Work through the records below and tally every line containing "heading". Reply with the total alone.

○ ○ ○

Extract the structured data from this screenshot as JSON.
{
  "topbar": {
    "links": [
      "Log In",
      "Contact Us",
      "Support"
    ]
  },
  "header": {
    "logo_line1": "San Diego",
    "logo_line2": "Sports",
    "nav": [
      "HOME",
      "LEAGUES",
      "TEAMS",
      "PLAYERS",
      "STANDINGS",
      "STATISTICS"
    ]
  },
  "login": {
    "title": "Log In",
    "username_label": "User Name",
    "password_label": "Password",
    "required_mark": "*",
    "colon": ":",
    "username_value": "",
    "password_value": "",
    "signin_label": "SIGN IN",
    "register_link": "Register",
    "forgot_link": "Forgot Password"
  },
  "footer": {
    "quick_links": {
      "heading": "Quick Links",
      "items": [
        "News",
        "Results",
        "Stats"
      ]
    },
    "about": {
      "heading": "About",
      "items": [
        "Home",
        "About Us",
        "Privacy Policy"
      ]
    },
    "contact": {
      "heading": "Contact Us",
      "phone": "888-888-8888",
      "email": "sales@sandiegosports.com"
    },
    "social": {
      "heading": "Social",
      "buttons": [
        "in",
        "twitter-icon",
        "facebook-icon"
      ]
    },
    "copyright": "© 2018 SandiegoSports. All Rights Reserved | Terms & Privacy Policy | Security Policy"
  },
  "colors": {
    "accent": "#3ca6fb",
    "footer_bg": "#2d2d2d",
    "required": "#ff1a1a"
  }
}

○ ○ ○

# SOLUTION TO THIS TASK:
4